*DIRECTIONS*
The response should be the data again, identical in every line.

Content starts

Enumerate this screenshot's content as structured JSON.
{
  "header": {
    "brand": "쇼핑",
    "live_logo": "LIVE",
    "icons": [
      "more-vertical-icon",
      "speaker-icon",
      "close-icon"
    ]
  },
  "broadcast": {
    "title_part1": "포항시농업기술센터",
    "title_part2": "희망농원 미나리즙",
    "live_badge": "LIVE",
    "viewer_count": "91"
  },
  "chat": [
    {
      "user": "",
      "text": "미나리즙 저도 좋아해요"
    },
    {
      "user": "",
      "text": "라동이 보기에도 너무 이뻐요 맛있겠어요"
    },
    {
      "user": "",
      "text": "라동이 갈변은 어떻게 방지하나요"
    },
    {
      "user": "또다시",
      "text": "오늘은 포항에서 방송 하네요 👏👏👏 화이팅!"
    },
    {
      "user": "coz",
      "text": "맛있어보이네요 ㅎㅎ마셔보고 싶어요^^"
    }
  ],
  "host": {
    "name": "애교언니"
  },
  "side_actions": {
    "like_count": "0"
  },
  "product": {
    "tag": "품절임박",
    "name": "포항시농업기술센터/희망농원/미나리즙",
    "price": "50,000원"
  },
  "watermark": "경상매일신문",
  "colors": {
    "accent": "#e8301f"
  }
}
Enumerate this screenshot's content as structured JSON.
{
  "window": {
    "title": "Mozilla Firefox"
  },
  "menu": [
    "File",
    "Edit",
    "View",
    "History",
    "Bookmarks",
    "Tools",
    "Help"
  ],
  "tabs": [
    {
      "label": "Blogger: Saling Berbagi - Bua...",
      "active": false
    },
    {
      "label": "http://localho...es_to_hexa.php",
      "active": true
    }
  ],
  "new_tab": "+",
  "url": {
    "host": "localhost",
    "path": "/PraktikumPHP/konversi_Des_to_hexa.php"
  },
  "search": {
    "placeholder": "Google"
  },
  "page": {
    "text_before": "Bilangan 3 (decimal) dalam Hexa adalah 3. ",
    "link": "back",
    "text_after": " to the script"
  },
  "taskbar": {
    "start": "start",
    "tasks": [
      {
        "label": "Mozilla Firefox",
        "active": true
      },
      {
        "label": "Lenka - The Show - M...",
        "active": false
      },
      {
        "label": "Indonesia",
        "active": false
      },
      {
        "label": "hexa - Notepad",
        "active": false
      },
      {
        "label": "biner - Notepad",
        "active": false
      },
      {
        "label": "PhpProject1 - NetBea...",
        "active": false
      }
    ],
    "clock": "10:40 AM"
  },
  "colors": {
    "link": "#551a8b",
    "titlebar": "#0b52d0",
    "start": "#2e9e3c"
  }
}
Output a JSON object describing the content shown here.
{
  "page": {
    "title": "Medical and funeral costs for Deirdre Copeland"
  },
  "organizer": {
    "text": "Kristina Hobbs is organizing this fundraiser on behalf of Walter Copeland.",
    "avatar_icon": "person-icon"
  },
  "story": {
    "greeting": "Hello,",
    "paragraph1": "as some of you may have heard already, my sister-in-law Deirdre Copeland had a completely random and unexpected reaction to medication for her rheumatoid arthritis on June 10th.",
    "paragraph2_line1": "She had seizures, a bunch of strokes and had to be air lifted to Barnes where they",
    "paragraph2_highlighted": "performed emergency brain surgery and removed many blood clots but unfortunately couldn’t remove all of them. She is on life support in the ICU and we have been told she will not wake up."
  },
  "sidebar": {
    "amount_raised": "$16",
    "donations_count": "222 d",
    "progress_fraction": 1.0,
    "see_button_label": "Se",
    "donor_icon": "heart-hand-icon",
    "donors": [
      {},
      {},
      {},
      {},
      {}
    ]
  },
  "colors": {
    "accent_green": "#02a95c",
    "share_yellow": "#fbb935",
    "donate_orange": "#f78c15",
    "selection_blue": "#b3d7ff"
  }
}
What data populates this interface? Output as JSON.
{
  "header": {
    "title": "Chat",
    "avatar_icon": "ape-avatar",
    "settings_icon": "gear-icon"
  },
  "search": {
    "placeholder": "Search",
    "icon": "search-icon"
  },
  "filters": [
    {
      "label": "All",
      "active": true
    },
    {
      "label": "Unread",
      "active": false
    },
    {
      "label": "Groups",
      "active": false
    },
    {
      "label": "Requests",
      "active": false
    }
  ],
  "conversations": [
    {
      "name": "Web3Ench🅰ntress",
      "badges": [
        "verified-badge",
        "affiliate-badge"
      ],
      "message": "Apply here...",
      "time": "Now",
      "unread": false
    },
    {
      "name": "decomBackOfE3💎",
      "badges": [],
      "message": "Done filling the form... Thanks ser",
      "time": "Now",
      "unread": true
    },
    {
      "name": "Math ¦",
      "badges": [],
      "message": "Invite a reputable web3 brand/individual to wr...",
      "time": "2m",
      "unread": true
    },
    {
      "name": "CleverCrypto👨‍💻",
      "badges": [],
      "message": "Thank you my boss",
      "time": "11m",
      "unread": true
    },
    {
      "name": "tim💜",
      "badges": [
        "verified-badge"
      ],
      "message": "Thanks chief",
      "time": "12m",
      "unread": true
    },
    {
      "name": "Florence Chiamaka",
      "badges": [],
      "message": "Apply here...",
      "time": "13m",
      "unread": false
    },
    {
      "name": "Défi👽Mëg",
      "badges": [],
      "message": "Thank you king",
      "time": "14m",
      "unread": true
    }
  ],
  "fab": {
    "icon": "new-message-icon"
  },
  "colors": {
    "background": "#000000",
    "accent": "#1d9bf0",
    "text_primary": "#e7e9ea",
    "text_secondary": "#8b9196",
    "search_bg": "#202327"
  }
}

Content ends

*ANSWER TO THIS PROBLEM*
Enumerate this screenshot's content as structured JSON.
{
  "header": {
    "brand": "쇼핑",
    "live_logo": "LIVE",
    "icons": [
      "more-vertical-icon",
      "speaker-icon",
      "close-icon"
    ]
  },
  "broadcast": {
    "title_part1": "포항시농업기술센터",
    "title_part2": "희망농원 미나리즙",
    "live_badge": "LIVE",
    "viewer_count": "91"
  },
  "chat": [
    {
      "user": "",
      "text": "미나리즙 저도 좋아해요"
    },
    {
      "user": "",
      "text": "라동이 보기에도 너무 이뻐요 맛있겠어요"
    },
    {
      "user": "",
      "text": "라동이 갈변은 어떻게 방지하나요"
    },
    {
      "user": "또다시",
      "text": "오늘은 포항에서 방송 하네요 👏👏👏 화이팅!"
    },
    {
      "user": "coz",
      "text": "맛있어보이네요 ㅎㅎ마셔보고 싶어요^^"
    }
  ],
  "host": {
    "name": "애교언니"
  },
  "side_actions": {
    "like_count": "0"
  },
  "product": {
    "tag": "품절임박",
    "name": "포항시농업기술센터/희망농원/미나리즙",
    "price": "50,000원"
  },
  "watermark": "경상매일신문",
  "colors": {
    "accent": "#e8301f"
  }
}
Enumerate this screenshot's content as structured JSON.
{
  "window": {
    "title": "Mozilla Firefox"
  },
  "menu": [
    "File",
    "Edit",
    "View",
    "History",
    "Bookmarks",
    "Tools",
    "Help"
  ],
  "tabs": [
    {
      "label": "Blogger: Saling Berbagi - Bua...",
      "active": false
    },
    {
      "label": "http://localho...es_to_hexa.php",
      "active": true
    }
  ],
  "new_tab": "+",
  "url": {
    "host": "localhost",
    "path": "/PraktikumPHP/konversi_Des_to_hexa.php"
  },
  "search": {
    "placeholder": "Google"
  },
  "page": {
    "text_before": "Bilangan 3 (decimal) dalam Hexa adalah 3. ",
    "link": "back",
    "text_after": " to the script"
  },
  "taskbar": {
    "start": "start",
    "tasks": [
      {
        "label": "Mozilla Firefox",
        "active": true
      },
      {
        "label": "Lenka - The Show - M...",
        "active": false
      },
      {
        "label": "Indonesia",
        "active": false
      },
      {
        "label": "hexa - Notepad",
        "active": false
      },
      {
        "label": "biner - Notepad",
        "active": false
      },
      {
        "label": "PhpProject1 - NetBea...",
        "active": false
      }
    ],
    "clock": "10:40 AM"
  },
  "colors": {
    "link": "#551a8b",
    "titlebar": "#0b52d0",
    "start": "#2e9e3c"
  }
}
Output a JSON object describing the content shown here.
{
  "page": {
    "title": "Medical and funeral costs for Deirdre Copeland"
  },
  "organizer": {
    "text": "Kristina Hobbs is organizing this fundraiser on behalf of Walter Copeland.",
    "avatar_icon": "person-icon"
  },
  "story": {
    "greeting": "Hello,",
    "paragraph1": "as some of you may have heard already, my sister-in-law Deirdre Copeland had a completely random and unexpected reaction to medication for her rheumatoid arthritis on June 10th.",
    "paragraph2_line1": "She had seizures, a bunch of strokes and had to be air lifted to Barnes where they",
    "paragraph2_highlighted": "performed emergency brain surgery and removed many blood clots but unfortunately couldn’t remove all of them. She is on life support in the ICU and we have been told she will not wake up."
  },
  "sidebar": {
    "amount_raised": "$16",
    "donations_count": "222 d",
    "progress_fraction": 1.0,
    "see_button_label": "Se",
    "donor_icon": "heart-hand-icon",
    "donors": [
      {},
      {},
      {},
      {},
      {}
    ]
  },
  "colors": {
    "accent_green": "#02a95c",
    "share_yellow": "#fbb935",
    "donate_orange": "#f78c15",
    "selection_blue": "#b3d7ff"
  }
}
What data populates this interface? Output as JSON.
{
  "header": {
    "title": "Chat",
    "avatar_icon": "ape-avatar",
    "settings_icon": "gear-icon"
  },
  "search": {
    "placeholder": "Search",
    "icon": "search-icon"
  },
  "filters": [
    {
      "label": "All",
      "active": true
    },
    {
      "label": "Unread",
      "active": false
    },
    {
      "label": "Groups",
      "active": false
    },
    {
      "label": "Requests",
      "active": false
    }
  ],
  "conversations": [
    {
      "name": "Web3Ench🅰ntress",
      "badges": [
        "verified-badge",
        "affiliate-badge"
      ],
      "message": "Apply here...",
      "time": "Now",
      "unread": false
    },
    {
      "name": "decomBackOfE3💎",
      "badges": [],
      "message": "Done filling the form... Thanks ser",
      "time": "Now",
      "unread": true
    },
    {
      "name": "Math ¦",
      "badges": [],
      "message": "Invite a reputable web3 brand/individual to wr...",
      "time": "2m",
      "unread": true
    },
    {
      "name": "CleverCrypto👨‍💻",
      "badges": [],
      "message": "Thank you my boss",
      "time": "11m",
      "unread": true
    },
    {
      "name": "tim💜",
      "badges": [
        "verified-badge"
      ],
      "message": "Thanks chief",
      "time": "12m",
      "unread": true
    },
    {
      "name": "Florence Chiamaka",
      "badges": [],
      "message": "Apply here...",
      "time": "13m",
      "unread": false
    },
    {
      "name": "Défi👽Mëg",
      "badges": [],
      "message": "Thank you king",
      "time": "14m",
      "unread": true
    }
  ],
  "fab": {
    "icon": "new-message-icon"
  },
  "colors": {
    "background": "#000000",
    "accent": "#1d9bf0",
    "text_primary": "#e7e9ea",
    "text_secondary": "#8b9196",
    "search_bg": "#202327"
  }
}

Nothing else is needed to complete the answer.